How to complete this task: Return, from the lines below, each one that includes the word "Банкова".

Interface dataset entries
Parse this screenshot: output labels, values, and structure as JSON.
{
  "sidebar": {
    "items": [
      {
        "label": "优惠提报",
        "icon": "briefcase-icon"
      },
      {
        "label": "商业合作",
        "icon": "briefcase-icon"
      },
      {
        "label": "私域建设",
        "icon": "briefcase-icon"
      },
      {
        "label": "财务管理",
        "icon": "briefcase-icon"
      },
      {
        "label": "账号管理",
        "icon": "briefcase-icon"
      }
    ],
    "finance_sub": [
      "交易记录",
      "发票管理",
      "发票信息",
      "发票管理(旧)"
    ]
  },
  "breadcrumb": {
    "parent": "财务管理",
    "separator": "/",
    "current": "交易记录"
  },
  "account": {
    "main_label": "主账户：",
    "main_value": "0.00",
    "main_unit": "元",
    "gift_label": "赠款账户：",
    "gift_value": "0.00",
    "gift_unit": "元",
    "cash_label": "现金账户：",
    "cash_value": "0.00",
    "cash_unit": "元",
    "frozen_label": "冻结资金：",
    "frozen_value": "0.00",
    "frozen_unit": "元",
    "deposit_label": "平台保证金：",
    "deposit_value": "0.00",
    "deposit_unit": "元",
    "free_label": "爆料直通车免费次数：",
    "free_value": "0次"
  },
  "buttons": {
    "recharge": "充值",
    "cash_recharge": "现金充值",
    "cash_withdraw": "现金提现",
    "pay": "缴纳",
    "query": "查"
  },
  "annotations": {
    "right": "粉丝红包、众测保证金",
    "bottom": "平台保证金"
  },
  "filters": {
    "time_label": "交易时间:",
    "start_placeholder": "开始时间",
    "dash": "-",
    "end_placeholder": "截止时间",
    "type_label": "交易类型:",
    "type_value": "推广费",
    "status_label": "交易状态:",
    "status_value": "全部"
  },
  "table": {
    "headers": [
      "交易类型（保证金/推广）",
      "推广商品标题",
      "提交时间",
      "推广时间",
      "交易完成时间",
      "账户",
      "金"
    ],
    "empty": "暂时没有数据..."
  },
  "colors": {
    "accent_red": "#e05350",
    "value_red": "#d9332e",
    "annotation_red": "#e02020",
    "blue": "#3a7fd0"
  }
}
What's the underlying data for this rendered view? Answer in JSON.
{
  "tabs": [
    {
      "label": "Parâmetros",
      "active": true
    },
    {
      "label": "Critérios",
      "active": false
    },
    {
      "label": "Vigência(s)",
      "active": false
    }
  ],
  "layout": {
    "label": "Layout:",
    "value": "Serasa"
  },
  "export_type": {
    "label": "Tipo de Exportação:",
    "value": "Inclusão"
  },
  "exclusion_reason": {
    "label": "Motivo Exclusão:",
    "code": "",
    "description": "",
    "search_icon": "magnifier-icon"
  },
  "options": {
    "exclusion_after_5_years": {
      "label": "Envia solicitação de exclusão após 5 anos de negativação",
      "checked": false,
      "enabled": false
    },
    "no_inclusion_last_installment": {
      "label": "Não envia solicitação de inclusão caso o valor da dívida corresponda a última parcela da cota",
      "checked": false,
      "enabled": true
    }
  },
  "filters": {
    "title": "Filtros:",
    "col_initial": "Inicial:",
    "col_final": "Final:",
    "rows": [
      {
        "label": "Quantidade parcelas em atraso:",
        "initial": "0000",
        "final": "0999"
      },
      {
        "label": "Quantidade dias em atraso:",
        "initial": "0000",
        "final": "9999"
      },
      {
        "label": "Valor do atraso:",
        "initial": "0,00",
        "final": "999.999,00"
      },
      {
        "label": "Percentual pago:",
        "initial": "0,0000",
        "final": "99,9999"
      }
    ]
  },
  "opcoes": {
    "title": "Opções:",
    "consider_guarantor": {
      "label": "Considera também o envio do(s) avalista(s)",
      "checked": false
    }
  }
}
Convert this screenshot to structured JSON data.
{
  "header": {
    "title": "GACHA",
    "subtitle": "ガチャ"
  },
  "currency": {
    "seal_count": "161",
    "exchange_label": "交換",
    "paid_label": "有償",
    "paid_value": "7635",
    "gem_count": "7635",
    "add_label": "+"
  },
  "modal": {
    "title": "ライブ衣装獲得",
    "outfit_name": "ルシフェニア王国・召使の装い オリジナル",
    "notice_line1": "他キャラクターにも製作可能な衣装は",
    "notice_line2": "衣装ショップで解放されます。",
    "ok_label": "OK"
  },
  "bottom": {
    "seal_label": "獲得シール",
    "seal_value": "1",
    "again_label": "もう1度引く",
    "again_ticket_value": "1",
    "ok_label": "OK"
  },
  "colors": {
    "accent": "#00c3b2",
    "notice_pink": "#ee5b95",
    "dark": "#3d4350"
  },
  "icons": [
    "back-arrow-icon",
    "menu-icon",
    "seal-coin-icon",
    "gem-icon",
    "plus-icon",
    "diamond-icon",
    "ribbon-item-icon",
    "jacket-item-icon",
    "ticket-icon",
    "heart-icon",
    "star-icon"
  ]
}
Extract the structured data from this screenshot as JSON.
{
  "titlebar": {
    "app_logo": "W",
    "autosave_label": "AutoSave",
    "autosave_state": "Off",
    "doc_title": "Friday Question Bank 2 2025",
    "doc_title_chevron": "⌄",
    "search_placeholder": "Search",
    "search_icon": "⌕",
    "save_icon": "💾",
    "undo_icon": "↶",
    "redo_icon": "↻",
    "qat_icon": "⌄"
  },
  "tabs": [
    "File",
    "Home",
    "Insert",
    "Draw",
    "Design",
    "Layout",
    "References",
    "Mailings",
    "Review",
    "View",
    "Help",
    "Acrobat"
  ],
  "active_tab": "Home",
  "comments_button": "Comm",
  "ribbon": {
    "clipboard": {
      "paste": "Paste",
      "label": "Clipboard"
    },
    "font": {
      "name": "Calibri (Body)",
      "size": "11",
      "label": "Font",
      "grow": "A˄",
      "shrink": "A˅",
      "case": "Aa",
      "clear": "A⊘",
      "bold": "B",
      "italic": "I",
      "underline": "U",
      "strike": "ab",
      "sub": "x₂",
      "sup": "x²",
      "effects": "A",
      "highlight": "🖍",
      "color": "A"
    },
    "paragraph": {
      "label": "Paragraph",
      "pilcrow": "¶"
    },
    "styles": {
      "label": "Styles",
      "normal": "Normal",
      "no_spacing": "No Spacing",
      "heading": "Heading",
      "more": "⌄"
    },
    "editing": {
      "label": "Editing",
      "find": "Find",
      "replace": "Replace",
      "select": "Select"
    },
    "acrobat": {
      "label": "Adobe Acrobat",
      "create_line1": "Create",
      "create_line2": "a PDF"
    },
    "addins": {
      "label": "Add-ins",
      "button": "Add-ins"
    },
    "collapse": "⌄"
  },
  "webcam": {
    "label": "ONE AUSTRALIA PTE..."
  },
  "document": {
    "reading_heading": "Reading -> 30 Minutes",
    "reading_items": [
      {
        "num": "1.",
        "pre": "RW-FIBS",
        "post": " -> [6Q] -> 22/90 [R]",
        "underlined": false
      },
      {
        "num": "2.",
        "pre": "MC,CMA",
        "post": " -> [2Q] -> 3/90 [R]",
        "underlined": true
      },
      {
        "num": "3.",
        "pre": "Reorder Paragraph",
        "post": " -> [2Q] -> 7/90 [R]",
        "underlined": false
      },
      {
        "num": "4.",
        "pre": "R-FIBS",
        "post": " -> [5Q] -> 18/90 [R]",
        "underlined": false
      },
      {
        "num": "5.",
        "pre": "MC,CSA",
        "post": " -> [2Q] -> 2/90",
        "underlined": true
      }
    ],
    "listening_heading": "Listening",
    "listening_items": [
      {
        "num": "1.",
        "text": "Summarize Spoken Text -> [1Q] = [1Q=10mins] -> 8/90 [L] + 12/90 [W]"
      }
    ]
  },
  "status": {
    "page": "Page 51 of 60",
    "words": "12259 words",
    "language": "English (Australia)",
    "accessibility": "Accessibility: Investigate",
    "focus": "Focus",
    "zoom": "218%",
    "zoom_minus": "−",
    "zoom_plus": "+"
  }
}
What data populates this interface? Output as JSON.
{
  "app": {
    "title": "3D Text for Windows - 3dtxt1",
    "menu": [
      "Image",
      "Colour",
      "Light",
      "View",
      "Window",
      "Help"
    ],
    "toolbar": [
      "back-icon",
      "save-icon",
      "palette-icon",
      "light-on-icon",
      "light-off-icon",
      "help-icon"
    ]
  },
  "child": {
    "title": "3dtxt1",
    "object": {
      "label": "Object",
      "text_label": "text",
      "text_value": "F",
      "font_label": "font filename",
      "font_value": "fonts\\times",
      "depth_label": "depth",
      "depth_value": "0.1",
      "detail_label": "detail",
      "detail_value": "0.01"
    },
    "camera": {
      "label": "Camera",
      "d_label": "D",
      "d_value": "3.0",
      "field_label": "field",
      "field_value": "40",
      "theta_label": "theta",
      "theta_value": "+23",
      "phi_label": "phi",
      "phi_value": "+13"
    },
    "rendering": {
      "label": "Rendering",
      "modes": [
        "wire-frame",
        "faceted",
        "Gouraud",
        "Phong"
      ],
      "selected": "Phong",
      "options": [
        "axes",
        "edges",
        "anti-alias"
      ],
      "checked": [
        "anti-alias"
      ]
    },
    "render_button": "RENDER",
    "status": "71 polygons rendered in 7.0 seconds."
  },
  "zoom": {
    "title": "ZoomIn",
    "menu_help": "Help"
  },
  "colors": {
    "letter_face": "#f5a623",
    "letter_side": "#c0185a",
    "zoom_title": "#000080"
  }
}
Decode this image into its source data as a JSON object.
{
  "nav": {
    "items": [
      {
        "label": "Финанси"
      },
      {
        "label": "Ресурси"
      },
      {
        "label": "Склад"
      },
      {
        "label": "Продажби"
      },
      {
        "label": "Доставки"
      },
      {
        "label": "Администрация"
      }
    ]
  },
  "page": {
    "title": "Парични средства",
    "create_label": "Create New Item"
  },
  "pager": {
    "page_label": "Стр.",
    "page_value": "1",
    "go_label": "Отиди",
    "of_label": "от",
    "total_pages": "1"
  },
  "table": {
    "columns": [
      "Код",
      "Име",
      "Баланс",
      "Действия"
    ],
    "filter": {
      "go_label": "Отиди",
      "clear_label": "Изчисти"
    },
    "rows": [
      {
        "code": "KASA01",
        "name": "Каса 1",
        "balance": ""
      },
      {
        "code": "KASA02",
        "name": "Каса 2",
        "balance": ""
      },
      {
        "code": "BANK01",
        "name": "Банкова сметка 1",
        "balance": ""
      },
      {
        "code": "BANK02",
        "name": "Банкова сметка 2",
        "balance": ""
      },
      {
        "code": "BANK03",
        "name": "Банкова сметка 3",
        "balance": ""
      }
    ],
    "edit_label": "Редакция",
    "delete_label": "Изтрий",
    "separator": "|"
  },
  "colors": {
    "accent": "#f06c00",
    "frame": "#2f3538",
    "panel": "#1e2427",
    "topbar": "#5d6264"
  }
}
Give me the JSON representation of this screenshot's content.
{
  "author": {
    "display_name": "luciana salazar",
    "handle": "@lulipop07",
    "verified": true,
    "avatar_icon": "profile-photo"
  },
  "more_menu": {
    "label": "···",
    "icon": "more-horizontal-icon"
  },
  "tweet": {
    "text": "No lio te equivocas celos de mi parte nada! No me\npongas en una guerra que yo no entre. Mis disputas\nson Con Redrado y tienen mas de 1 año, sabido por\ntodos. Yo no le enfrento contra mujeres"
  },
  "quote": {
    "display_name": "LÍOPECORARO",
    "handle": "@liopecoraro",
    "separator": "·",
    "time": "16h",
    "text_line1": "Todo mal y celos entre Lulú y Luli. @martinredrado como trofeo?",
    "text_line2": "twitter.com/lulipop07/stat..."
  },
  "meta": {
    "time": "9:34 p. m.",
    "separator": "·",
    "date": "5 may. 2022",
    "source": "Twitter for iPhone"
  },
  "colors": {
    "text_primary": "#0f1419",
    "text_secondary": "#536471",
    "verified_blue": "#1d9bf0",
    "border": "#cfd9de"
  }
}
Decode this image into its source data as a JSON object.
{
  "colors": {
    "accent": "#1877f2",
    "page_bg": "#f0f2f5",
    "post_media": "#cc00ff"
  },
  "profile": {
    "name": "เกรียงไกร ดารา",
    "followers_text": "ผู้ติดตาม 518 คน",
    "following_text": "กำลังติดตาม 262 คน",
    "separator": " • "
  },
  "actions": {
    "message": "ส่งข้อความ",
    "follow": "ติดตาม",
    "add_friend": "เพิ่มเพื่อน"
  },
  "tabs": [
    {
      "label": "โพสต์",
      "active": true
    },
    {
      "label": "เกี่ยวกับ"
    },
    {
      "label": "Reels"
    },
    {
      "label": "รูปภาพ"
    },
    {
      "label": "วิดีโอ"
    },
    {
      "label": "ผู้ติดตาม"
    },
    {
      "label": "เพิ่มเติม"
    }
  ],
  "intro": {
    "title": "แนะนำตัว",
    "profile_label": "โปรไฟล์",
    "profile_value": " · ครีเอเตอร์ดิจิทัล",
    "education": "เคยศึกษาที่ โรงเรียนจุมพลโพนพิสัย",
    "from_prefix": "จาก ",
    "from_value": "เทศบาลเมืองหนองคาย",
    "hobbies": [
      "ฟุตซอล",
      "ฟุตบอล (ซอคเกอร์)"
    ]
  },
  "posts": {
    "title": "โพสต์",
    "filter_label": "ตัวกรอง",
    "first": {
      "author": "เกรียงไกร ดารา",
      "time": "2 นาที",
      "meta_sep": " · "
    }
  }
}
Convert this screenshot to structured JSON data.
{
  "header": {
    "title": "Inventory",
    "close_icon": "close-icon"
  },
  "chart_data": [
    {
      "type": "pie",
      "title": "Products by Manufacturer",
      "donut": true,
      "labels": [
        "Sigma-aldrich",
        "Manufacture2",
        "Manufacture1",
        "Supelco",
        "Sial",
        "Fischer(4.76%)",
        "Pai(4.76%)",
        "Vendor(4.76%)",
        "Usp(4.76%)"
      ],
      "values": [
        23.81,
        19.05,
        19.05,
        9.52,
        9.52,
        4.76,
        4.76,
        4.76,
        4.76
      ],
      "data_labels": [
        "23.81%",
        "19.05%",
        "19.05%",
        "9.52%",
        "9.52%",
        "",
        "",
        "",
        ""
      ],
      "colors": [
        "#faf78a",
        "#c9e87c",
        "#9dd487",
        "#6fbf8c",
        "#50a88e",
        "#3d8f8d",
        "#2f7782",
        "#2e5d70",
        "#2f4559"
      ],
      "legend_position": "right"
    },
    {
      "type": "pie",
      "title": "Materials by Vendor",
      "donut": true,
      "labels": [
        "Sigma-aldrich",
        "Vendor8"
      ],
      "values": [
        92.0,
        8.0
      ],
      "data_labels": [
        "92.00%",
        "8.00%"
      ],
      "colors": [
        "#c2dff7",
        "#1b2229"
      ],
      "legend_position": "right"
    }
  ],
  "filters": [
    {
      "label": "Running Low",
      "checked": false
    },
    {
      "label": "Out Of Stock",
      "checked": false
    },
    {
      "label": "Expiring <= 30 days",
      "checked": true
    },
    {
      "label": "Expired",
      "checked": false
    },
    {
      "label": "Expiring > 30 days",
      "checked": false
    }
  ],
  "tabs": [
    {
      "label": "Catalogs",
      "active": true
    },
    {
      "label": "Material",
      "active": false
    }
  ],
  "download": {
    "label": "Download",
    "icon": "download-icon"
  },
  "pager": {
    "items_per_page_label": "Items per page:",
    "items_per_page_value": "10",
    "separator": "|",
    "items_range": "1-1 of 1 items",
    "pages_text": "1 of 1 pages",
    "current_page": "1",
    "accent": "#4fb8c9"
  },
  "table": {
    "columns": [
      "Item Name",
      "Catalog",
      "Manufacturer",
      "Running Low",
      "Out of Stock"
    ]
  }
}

Answer:
        "name": "Банкова сметка 1",
        "name": "Банкова сметка 2",
        "name": "Банкова сметка 3",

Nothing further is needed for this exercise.